Critical and liberating dialogue, which presupposes action, must be carried on with the oppressed at whatever the stage of their struggle for liberation. The content of that dialogue can and should vary in accordance with historical conditions and the level at which the oppressed perceive reality.
It is not systematic education which somehow molds society, but, on the contrary, society which, according to its particular structure, shapes education in relation to the ends and interests of those who control the power in that society.
At times, I have been criticized by some philosophers of education, who place me in postures that they classify pejoratively as 'revolutionary.' But I have had the satisfaction of being invited to work in societies making progressive efforts without wavering. They were changing, and so they called on me.
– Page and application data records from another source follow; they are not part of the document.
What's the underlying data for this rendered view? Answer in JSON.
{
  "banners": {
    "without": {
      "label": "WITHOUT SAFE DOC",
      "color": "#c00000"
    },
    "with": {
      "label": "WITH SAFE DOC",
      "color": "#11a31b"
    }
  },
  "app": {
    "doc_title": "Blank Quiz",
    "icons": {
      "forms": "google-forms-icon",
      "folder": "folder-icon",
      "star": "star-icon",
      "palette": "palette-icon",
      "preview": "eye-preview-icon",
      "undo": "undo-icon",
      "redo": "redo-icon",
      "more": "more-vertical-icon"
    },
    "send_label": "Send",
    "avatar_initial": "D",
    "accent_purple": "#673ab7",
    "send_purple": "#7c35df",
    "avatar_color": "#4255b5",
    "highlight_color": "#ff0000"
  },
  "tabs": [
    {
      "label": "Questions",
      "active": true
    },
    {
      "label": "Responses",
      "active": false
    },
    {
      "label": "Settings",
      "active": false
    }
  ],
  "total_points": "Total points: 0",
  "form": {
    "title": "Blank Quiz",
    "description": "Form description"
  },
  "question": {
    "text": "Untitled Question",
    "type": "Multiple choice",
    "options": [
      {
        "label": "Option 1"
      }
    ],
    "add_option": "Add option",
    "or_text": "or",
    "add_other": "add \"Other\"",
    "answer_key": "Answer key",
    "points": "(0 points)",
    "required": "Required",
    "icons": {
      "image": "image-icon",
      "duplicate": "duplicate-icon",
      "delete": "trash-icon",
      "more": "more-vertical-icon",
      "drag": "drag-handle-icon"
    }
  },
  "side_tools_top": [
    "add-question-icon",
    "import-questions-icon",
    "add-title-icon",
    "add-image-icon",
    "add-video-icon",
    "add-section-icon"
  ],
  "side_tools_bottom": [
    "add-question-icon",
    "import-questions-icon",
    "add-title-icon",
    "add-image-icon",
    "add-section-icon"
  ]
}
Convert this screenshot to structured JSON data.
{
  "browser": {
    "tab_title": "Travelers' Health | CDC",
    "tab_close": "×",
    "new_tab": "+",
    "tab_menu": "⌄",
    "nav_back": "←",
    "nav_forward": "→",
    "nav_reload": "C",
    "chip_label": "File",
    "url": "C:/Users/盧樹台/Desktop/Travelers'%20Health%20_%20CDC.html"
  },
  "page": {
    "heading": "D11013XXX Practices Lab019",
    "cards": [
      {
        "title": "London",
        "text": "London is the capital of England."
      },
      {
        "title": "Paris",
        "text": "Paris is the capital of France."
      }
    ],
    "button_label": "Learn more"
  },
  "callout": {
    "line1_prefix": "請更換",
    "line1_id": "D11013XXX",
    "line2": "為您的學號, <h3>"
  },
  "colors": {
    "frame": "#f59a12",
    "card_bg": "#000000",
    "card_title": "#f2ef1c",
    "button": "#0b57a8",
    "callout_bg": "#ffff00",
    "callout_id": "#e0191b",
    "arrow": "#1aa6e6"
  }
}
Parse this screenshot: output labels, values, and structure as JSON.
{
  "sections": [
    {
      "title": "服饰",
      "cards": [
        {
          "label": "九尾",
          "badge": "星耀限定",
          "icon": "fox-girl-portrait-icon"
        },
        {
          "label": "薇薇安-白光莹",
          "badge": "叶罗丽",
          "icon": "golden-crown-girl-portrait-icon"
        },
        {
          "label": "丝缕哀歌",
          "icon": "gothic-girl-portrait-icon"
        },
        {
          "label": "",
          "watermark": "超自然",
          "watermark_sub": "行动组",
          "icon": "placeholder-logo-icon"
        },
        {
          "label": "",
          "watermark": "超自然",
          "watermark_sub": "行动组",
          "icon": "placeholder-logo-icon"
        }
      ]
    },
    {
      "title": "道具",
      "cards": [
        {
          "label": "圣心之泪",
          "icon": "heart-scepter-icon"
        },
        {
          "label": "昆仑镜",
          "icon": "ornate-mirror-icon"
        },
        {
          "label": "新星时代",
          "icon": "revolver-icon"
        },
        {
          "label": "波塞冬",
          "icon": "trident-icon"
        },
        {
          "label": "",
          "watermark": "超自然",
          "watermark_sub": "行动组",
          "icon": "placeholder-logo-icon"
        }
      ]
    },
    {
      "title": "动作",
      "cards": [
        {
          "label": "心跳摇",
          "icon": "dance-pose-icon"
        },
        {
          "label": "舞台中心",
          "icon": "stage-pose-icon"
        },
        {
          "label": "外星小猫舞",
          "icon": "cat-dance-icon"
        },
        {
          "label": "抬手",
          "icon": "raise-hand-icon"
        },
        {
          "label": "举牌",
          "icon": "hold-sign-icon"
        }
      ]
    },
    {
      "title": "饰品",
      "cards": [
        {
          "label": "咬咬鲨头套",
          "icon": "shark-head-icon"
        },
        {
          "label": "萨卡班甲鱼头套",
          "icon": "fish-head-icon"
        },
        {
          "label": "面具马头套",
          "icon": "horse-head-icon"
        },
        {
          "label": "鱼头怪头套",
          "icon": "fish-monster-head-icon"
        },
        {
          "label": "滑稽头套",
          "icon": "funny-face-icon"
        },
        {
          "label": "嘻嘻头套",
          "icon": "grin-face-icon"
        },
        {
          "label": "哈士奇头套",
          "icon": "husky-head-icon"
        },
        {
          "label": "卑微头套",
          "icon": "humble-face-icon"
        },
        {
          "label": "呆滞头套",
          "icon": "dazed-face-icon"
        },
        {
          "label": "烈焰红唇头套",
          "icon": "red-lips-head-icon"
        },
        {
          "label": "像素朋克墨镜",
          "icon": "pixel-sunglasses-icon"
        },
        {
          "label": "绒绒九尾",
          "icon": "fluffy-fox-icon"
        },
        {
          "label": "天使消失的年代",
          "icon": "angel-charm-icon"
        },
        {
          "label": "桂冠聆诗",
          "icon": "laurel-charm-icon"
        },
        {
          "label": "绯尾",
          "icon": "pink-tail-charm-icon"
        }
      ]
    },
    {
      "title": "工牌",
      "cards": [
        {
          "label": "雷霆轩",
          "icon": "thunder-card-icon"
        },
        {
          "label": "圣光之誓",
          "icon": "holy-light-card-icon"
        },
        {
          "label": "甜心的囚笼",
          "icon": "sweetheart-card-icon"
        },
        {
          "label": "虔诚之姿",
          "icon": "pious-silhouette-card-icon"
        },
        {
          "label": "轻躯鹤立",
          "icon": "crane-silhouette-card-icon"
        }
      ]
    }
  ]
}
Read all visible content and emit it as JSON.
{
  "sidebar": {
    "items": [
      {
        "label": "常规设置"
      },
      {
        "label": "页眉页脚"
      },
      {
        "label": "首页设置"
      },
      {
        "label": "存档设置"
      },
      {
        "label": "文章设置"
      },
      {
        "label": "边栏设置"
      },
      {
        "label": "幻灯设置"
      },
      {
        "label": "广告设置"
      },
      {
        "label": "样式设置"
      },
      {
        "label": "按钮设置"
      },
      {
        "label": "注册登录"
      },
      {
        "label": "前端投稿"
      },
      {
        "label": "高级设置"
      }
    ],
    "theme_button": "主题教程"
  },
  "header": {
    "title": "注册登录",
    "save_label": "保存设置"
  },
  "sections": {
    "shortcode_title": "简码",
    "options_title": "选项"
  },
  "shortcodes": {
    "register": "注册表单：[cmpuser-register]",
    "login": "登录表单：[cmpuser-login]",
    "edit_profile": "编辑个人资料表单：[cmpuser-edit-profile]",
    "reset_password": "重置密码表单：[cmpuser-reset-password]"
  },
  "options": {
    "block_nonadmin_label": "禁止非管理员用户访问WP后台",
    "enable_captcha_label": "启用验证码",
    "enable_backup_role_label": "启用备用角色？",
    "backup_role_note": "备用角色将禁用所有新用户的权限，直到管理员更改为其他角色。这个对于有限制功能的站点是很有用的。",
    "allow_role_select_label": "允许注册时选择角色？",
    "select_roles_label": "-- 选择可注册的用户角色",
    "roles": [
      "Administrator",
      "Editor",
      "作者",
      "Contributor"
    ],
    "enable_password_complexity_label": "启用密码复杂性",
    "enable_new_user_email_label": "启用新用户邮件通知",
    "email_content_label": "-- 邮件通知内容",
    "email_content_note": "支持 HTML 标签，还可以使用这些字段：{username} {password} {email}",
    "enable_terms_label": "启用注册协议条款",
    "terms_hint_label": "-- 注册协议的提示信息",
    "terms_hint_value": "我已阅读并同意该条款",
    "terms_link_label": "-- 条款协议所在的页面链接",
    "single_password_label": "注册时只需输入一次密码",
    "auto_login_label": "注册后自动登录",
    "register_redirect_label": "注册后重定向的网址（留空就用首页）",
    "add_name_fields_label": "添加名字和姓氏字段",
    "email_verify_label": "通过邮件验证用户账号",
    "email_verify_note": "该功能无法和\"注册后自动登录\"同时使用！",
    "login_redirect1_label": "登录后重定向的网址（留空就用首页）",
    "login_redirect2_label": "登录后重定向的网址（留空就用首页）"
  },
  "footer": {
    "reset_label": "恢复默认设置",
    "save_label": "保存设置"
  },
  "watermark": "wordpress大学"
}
Those truly committed to liberation must reject the banking concept in its entirety, adopting instead a concept of women and men as conscious beings and consciousness as consciousness intent upon the world.
Just as it is important in Latin America to discuss ideas that come from North America, I think it is interesting for North Americans to discuss ideas that come from Latin America or Africa and do not insert themselves into capitalist interests.
At a certain point in their existential experience, the oppressed feel an irresistible attraction toward the oppressor and his way of life. Sharing this way of life becomes an overpowering aspiration.